While it’s true vegetable prices are down, this may not last for long as the winter plays out. Much will depend on the arrival of the rabi crop. There is a lot of optimism as the acreage under rabi crops like gram and vegetables increased by 25 to 30 per cent and the moisture in the soil assures the quality of crops. A bumper crop is expected as long a there are no unseasonal rains. While this is good for urban India, as it will keep inflation down as far as food is concerned, the government will have to think of ways to protect the farmer, who never reaps the benefits of his abundant crop due to the government’s urban-centric policies. The farmer will get lower prices and could even suffer losses due to this. The government must find a way to protect his income, specially as Prime Minister Narendra Modi made huge promises to farmers during the election campaign and speaks for them in order to escape the “suit boot sarkar” label bestowed on him by the Congress.

 

The government also has to work harder in the field of renewable energy to reduce dependence on fossil fuels. Metal prices have to be monitored as they contributed 7.97 per cent of the cost of manufactured goods, which saw a marginal increase. An interesting fact is that retail inflation, which is what the consumer really cares about, eased sharply to a low of 3.2 per cent year on year, compared to 3.4 per cent in December 2016. This, however, may be shortlived as demonetisation played a role in decreasing personal consumption and due to the sharp decline in food inflation, particularly vegetables.
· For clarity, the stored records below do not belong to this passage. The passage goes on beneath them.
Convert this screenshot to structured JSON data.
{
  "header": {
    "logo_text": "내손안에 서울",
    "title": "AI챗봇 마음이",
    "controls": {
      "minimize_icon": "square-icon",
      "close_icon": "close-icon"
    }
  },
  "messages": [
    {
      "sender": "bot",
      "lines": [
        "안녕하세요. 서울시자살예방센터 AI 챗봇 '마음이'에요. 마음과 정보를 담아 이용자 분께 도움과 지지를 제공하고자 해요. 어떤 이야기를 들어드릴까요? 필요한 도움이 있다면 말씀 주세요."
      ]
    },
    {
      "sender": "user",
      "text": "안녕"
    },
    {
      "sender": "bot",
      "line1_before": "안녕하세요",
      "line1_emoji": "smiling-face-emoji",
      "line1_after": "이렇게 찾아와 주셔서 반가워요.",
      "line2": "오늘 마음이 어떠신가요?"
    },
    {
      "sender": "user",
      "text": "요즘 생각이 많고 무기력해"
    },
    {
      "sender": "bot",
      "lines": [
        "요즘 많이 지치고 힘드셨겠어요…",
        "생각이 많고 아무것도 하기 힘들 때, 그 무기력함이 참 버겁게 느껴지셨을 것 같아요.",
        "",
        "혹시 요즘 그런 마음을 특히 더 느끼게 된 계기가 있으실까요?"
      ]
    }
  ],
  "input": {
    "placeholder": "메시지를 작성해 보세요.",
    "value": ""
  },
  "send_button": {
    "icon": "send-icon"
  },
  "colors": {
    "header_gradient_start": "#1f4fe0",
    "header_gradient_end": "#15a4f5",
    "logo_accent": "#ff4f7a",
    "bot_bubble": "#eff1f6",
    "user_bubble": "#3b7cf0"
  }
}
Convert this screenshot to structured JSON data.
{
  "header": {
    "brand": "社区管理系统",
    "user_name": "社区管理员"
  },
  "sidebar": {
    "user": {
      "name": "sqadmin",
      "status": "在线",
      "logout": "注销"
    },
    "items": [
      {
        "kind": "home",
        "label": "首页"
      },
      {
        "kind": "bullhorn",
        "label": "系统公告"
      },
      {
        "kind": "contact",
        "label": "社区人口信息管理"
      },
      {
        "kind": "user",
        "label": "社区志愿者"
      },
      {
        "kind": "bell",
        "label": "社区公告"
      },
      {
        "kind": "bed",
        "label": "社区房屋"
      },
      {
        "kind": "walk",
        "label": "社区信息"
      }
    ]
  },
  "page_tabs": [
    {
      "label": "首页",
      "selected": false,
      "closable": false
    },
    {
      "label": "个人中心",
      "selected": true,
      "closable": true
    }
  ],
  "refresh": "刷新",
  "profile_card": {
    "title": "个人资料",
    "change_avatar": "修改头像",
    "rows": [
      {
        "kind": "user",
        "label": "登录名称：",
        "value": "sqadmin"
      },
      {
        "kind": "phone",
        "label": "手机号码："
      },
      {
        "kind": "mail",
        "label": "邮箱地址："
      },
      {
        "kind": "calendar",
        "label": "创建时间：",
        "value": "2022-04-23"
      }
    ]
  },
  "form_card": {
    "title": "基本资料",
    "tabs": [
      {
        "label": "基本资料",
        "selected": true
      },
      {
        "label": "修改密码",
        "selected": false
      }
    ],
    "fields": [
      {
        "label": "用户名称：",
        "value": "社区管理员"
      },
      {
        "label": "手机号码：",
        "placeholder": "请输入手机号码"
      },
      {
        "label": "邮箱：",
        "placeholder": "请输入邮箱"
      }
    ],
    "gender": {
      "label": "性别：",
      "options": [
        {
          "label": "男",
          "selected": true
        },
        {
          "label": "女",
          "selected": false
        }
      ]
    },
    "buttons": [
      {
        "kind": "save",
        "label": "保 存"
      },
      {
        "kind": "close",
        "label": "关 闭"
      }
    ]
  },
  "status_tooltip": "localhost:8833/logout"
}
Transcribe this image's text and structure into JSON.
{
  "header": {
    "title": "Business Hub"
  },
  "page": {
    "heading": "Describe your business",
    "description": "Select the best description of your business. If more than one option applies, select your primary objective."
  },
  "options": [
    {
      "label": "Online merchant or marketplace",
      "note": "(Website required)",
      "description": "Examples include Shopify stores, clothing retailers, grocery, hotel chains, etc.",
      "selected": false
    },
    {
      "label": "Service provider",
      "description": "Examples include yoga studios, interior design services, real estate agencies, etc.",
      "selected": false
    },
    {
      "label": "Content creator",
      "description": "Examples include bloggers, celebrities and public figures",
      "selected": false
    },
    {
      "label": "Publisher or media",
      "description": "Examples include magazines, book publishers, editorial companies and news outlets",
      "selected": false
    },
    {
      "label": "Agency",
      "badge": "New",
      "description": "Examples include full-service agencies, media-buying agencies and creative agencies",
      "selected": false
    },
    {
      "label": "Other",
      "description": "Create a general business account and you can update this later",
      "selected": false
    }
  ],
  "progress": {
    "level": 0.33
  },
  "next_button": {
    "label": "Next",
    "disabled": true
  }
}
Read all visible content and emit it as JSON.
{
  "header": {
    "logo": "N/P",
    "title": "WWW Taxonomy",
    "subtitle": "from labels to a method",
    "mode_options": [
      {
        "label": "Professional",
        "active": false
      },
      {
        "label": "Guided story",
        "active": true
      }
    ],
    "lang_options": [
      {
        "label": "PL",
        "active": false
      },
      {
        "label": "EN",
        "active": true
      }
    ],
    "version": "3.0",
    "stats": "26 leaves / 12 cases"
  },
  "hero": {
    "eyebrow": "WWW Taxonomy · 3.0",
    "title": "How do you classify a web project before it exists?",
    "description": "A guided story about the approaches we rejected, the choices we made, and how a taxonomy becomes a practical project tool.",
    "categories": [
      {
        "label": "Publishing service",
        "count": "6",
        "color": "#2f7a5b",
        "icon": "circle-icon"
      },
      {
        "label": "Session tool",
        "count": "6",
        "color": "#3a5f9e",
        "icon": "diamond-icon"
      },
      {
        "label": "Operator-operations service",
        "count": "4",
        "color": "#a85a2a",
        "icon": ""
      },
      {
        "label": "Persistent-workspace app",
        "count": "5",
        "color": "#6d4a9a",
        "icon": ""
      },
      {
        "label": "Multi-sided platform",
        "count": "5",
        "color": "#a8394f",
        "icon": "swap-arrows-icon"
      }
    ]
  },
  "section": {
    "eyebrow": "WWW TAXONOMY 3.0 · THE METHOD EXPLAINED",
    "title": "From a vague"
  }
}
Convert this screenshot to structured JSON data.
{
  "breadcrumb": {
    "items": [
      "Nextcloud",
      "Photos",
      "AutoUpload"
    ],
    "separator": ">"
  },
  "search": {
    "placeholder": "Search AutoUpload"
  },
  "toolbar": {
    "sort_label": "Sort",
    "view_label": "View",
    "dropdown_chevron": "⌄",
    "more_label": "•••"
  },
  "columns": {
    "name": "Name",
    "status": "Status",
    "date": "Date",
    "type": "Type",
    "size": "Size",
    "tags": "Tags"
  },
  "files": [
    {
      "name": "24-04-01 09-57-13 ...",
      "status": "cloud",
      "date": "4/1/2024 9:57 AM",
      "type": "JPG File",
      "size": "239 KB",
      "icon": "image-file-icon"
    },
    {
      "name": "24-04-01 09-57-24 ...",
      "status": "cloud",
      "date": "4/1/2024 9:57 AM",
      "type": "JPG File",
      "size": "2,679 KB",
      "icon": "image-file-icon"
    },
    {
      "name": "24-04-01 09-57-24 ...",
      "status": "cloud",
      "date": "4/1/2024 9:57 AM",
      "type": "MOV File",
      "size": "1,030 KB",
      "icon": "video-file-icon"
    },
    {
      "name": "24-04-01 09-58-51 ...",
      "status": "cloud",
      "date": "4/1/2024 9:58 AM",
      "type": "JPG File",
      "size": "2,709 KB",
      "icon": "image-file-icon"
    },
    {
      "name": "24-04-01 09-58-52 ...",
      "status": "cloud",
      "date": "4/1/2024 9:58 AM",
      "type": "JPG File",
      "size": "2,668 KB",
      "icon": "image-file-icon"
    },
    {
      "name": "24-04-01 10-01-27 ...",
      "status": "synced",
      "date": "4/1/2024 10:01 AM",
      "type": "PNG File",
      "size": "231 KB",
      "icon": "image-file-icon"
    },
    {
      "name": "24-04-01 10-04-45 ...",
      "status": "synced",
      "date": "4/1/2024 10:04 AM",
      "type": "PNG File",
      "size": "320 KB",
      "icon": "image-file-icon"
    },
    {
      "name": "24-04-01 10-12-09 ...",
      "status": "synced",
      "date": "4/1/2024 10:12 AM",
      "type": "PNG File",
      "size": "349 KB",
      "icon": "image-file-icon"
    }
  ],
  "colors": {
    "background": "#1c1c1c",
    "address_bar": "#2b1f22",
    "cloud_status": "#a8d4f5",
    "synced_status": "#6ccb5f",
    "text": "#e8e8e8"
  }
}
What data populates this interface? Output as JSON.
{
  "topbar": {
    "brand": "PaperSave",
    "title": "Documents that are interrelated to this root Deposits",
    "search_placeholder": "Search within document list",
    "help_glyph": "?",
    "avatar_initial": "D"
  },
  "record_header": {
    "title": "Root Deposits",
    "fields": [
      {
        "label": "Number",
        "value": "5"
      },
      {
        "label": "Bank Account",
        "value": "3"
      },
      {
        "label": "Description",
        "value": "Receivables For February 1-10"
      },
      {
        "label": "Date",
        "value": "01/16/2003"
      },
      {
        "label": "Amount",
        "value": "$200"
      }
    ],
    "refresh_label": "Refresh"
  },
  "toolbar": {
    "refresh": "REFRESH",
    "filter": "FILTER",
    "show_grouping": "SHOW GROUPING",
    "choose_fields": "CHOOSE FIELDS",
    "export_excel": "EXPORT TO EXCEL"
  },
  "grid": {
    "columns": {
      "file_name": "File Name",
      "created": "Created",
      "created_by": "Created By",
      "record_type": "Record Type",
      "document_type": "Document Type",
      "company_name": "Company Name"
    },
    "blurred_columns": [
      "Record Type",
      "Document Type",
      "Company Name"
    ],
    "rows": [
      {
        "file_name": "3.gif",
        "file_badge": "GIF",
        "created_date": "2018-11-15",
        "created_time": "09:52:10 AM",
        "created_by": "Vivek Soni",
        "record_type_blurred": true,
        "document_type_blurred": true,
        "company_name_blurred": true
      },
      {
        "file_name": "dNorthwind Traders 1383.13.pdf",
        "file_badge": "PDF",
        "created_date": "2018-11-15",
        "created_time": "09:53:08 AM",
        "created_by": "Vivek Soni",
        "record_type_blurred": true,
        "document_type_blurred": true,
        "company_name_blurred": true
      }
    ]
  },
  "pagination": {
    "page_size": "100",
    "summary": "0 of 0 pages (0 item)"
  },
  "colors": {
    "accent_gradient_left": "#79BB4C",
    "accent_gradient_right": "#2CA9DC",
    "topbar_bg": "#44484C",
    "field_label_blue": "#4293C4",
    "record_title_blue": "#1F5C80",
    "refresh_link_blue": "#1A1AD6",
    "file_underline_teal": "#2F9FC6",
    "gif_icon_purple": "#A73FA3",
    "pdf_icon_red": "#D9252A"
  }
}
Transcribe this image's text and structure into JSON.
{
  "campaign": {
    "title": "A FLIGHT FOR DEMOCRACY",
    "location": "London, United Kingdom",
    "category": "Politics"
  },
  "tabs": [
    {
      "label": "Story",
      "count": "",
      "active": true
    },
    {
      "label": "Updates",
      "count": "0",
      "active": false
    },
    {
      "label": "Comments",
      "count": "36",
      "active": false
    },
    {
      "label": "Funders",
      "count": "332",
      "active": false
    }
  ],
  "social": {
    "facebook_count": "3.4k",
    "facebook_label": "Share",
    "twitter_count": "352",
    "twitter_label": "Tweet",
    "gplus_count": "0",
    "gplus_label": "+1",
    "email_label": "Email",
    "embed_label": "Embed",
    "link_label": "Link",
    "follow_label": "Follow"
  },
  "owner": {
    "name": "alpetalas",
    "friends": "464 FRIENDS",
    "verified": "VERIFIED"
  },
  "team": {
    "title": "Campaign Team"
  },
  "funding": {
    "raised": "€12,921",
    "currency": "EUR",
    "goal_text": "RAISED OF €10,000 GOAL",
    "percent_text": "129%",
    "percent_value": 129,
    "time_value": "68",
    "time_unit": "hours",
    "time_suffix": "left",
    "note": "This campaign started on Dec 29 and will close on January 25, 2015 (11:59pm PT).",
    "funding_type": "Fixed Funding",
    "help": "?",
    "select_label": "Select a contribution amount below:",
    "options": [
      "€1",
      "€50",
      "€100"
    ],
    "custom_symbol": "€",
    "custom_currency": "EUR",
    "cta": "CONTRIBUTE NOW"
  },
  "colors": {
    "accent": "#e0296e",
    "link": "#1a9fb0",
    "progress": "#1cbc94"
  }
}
The RBI has been prescient in holding rates in its February policy announcement as it wanted to see the effects of recent events on inflation.

...




ADVERTISEMENT
ADVERTISEMENT
ADVERTISEMENT
ADVERTISEMENT
ADVERTISEMENT